Installing or creating a pair of rear bumper frame tie in brackets is an easy and inexpensive way to dramatically improve the strength and durability of your entire 4x4 bumper and tire carrier system. Reducing flex and movement within the system ensures durability and longevity as it reduces fatigue stress that would otherwise be loaded on the tire carrier hinge and tire carrier latch system.

Tuesday, October 2, 2012

The Most Important Components to Consider When Building a Tire Carrier – PART 2


This is the second most critical part of your tire carrier as it can dramatically reduce flex and movement within your tire carrier system. This is also the most overlooked part of the build. The latch needs to be able to support the weight of the tire carrier and shouldn’t just be thought of as a convenient spring lock mechanism. Remember, its movement and flex that causes fatigue on the pivot point that results in a tire carrier failure or breakage. 
A well-built tire carrier latch kit should reduce any lateral movement as well as forward to back. You should be able to try and shake the tire carrier forcefully by hand without any movement occurring.
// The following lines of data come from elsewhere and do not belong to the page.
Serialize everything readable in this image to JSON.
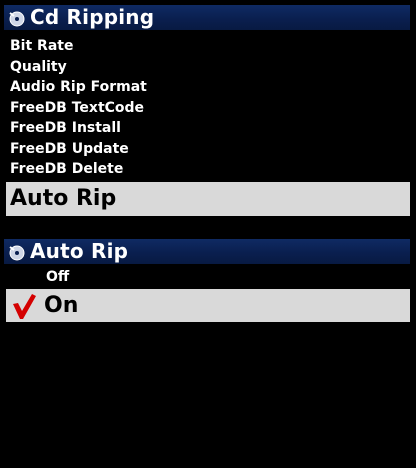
{
  "menu_panel": {
    "title": "Cd Ripping",
    "title_icon": "disc-icon",
    "items": [
      {
        "label": "Bit Rate"
      },
      {
        "label": "Quality"
      },
      {
        "label": "Audio Rip Format"
      },
      {
        "label": "FreeDB TextCode"
      },
      {
        "label": "FreeDB Install"
      },
      {
        "label": "FreeDB Update"
      },
      {
        "label": "FreeDB Delete"
      }
    ],
    "selected_item": "Auto Rip"
  },
  "submenu_panel": {
    "title": "Auto Rip",
    "title_icon": "disc-icon",
    "options": [
      {
        "label": "Off",
        "selected": false
      },
      {
        "label": "On",
        "selected": true
      }
    ],
    "selected_marker_icon": "checkmark-icon"
  },
  "colors": {
    "background": "#000000",
    "titlebar": "#0a1f4f",
    "highlight": "#d9d9d9",
    "checkmark": "#d40000",
    "text_light": "#ffffff",
    "text_dark": "#000000"
  }
}
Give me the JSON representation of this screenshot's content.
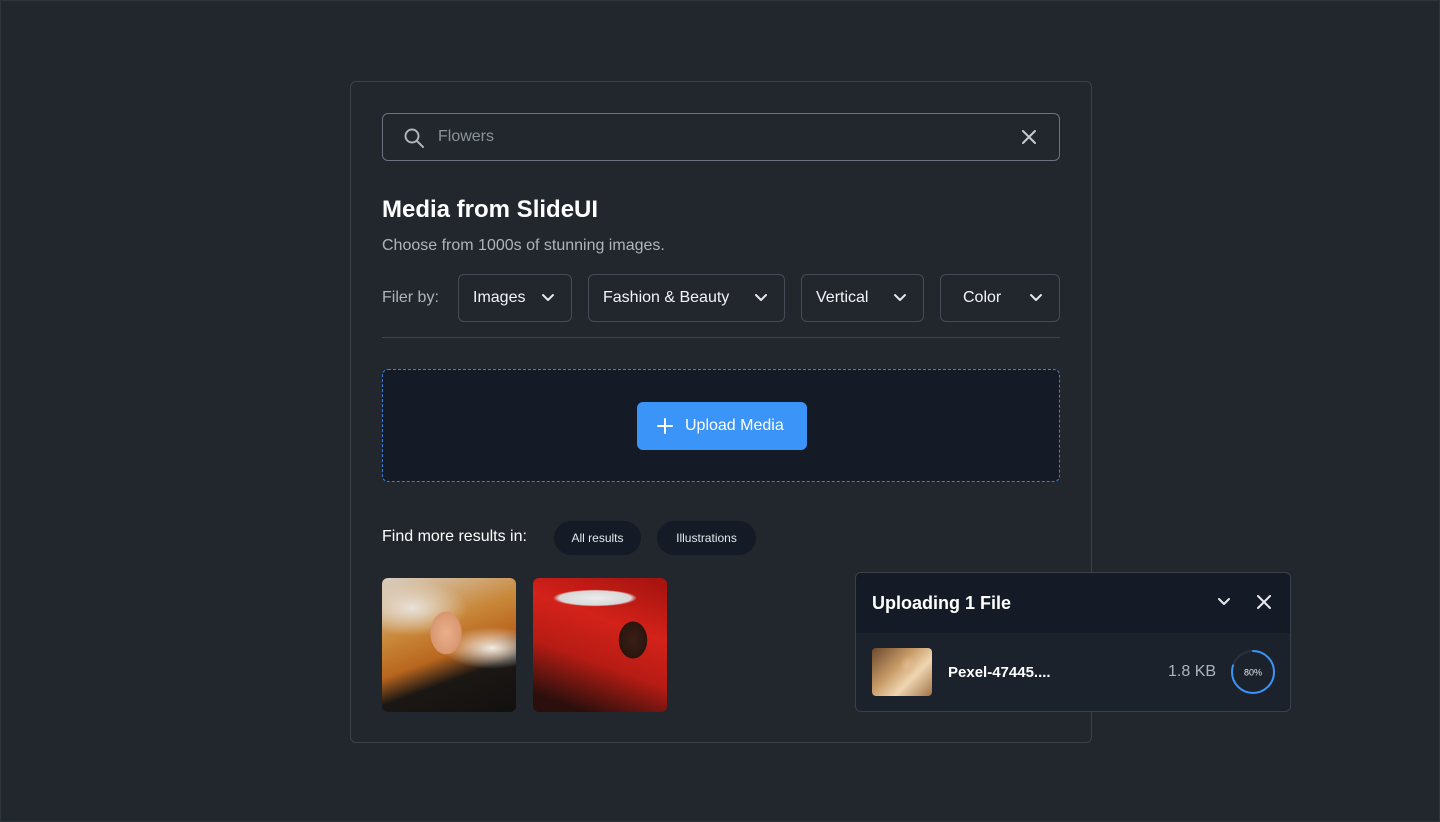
{
  "search": {
    "placeholder": "Flowers",
    "value": ""
  },
  "header": {
    "title": "Media from SlideUI",
    "subtitle": "Choose from 1000s of stunning images."
  },
  "filters": {
    "label": "Filer by:",
    "items": [
      {
        "label": "Images"
      },
      {
        "label": "Fashion & Beauty"
      },
      {
        "label": "Vertical"
      },
      {
        "label": "Color"
      }
    ]
  },
  "upload": {
    "button_label": "Upload Media"
  },
  "more_results": {
    "label": "Find more results in:",
    "chips": [
      {
        "label": "All results"
      },
      {
        "label": "Illustrations"
      }
    ]
  },
  "results": {
    "count": 2
  },
  "upload_toast": {
    "title": "Uploading 1 File",
    "file_name": "Pexel-47445....",
    "file_size": "1.8 KB",
    "progress_percent": 80,
    "progress_label": "80%"
  },
  "colors": {
    "accent": "#3b94f7",
    "background": "#22272e",
    "dropzone_border": "#3f7fd8"
  },
  "icons": [
    "search-icon",
    "close-icon",
    "chevron-down-icon",
    "plus-icon"
  ]
}
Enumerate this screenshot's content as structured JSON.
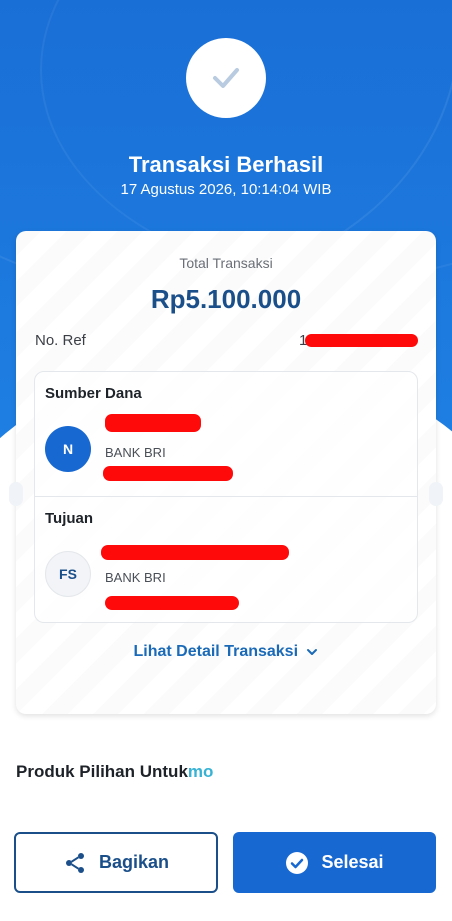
{
  "header": {
    "title": "Transaksi Berhasil",
    "datetime": "17 Agustus 2026, 10:14:04 WIB"
  },
  "card": {
    "total_label": "Total Transaksi",
    "total_amount": "Rp5.100.000",
    "ref_label": "No. Ref",
    "ref_value_visible": "1"
  },
  "source": {
    "title": "Sumber Dana",
    "avatar_initial": "N",
    "bank": "BANK BRI"
  },
  "destination": {
    "title": "Tujuan",
    "avatar_initial": "FS",
    "bank": "BANK BRI"
  },
  "detail_link": "Lihat Detail Transaksi",
  "produk": {
    "label": "Produk Pilihan Untuk",
    "brand": "mo"
  },
  "actions": {
    "share_label": "Bagikan",
    "done_label": "Selesai"
  },
  "colors": {
    "primary": "#1868d1",
    "dark_blue": "#1b4f8a",
    "redaction": "#ff0a0a"
  },
  "icons": {
    "success": "check-icon",
    "share": "share-icon",
    "done": "check-circle-icon",
    "expand": "chevron-down-icon"
  }
}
Consider using a latch kit that not only clamps the tire carrier swing arm down towards the bottom of the bumper but also clamps it back towards the front of the vehicle as well. 

The most durable tire carrier latch kit designs use a ‘C’ shaped metal backstop for the tire carrier main arm to fit snugly into. This ensures that no up or down movement can take place within the lower swing arm of the tire carrier. Lastly, this design type will use a threaded post/shaft/t-handle design to go directly through the top of the ‘C’ shaped bracket, through the swing arm, and into the bumper. 
Lastly, you should use a polyurethane pad for the tire carrier main arm to rest on while the carrier is in the fully closed position. No weight should be on the latch while closed, it should all be resting on the urethane pad. This will also reduce bending and stress fatigue on the main pivot point hinge.


Much like the swing away pivot point of your 4x4 bumper build, you shouldn’t go ‘cheap’ on your tire carrier latch kit. A well-built latch mechanism will complement the tire carrier hinge and provide a long lasting and durable combination. With the reduction of flex, stress, and movement from each of these items you can rest assured that your 4x4 bumper and tire carrier will be able to take any abuse you throw at it.